* **Problem to solve**
Every line below that includes the word "prototype" needs to be copied.

··· Exercise material ···

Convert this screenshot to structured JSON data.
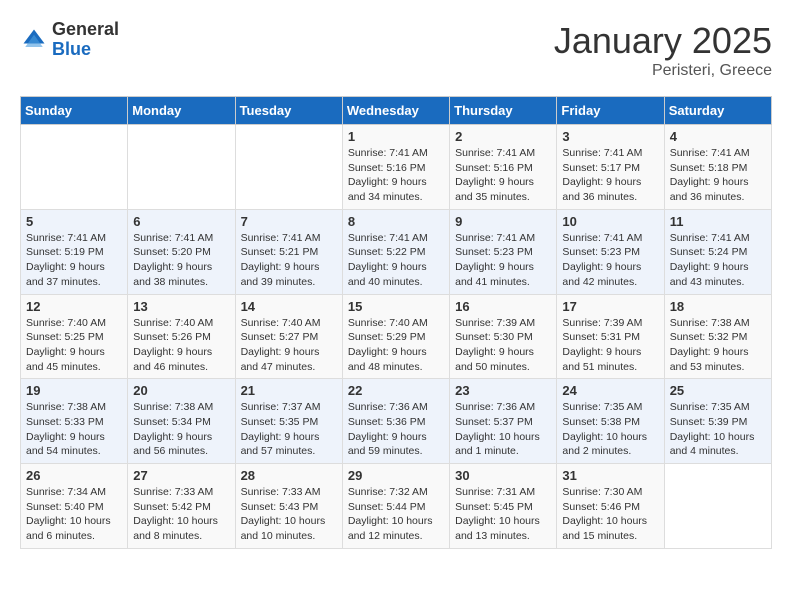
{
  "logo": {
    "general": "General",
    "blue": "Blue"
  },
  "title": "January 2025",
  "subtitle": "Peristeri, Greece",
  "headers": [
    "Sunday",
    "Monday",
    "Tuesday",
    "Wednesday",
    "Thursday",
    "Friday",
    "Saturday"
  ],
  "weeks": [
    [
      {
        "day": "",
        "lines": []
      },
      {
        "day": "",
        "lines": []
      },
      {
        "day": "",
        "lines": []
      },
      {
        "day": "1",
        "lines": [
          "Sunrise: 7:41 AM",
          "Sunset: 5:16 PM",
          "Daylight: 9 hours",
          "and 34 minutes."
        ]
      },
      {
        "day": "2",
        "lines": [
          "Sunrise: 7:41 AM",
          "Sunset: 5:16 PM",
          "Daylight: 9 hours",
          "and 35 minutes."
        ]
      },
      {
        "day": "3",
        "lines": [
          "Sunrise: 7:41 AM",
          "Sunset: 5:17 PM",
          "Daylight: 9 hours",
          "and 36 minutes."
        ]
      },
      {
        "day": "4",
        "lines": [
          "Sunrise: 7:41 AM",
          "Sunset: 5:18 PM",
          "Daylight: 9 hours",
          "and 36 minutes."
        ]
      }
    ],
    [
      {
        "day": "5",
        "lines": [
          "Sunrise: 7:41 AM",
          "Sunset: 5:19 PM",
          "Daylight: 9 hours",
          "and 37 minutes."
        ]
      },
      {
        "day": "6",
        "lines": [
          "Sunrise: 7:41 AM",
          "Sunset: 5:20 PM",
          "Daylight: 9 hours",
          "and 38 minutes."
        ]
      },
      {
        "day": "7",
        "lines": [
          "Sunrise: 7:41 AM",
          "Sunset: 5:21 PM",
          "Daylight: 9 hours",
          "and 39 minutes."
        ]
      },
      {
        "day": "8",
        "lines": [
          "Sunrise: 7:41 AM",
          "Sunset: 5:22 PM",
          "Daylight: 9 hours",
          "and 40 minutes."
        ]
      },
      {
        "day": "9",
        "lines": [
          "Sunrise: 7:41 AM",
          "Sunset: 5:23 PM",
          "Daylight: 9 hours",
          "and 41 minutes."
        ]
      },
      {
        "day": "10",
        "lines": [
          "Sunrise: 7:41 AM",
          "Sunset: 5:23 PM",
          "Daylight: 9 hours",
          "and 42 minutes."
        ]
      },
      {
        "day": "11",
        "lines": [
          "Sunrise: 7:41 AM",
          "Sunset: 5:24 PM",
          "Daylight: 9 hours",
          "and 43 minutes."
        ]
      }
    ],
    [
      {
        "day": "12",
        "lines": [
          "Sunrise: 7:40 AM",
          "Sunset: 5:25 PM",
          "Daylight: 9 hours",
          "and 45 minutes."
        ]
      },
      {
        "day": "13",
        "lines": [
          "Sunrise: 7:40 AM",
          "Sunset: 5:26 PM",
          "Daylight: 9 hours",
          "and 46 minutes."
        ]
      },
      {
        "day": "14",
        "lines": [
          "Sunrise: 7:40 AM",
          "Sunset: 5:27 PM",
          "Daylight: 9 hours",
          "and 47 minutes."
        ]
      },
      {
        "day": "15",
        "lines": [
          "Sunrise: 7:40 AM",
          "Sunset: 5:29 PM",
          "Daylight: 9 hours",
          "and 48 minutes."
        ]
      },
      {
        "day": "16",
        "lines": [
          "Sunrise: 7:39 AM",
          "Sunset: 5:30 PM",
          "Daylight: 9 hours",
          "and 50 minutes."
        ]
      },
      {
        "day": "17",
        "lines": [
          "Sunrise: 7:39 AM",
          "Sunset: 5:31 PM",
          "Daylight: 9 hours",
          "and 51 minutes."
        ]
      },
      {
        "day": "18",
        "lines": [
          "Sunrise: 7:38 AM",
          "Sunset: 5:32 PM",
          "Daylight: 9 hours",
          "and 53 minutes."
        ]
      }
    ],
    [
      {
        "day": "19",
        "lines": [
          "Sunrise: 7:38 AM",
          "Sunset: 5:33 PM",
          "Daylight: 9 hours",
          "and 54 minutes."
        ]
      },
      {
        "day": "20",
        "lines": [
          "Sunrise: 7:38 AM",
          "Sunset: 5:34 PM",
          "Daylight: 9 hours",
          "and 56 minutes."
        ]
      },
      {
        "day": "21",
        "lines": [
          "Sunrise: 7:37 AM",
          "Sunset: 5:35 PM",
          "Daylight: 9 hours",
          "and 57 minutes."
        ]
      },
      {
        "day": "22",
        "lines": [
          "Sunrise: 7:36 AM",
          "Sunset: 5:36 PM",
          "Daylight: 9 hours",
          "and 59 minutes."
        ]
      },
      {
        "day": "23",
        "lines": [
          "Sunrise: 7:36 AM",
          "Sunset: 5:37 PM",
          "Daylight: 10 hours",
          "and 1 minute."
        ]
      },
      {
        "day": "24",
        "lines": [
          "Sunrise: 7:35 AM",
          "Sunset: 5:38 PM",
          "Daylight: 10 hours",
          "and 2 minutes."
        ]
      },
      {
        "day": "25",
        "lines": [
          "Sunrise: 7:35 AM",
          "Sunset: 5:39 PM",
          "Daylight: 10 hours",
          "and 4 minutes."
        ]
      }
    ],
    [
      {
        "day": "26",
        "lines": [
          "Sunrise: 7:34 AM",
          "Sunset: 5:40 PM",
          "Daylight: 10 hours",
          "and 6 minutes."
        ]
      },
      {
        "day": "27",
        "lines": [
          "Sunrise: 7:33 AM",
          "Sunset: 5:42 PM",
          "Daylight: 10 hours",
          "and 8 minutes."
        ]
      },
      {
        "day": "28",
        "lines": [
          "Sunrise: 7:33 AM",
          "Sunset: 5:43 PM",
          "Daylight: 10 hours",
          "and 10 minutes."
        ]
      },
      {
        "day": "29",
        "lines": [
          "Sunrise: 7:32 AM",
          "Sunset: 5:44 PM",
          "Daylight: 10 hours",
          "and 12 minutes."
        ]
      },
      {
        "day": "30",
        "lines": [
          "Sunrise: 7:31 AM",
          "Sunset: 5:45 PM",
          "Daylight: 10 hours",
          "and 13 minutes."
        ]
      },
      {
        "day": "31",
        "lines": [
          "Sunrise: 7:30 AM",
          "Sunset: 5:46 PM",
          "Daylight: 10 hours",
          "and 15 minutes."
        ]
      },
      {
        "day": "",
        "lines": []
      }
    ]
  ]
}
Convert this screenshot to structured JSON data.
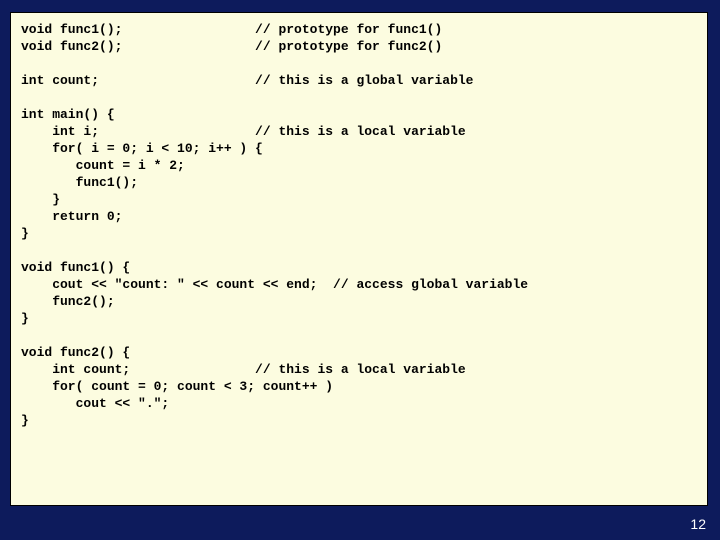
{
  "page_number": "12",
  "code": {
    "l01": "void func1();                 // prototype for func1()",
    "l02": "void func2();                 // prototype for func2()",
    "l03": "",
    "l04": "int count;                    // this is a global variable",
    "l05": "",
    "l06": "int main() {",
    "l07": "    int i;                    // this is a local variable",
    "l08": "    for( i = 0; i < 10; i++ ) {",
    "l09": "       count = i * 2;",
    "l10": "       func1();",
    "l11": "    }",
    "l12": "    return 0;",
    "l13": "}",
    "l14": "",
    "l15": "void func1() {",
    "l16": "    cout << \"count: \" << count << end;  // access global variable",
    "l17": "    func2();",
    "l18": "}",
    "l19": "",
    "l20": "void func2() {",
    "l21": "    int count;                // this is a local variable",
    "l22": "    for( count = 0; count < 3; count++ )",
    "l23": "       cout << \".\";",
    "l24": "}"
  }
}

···

* **Output of the exercise**
    "l01": "void func1();                 // prototype for func1()",
    "l02": "void func2();                 // prototype for func2()",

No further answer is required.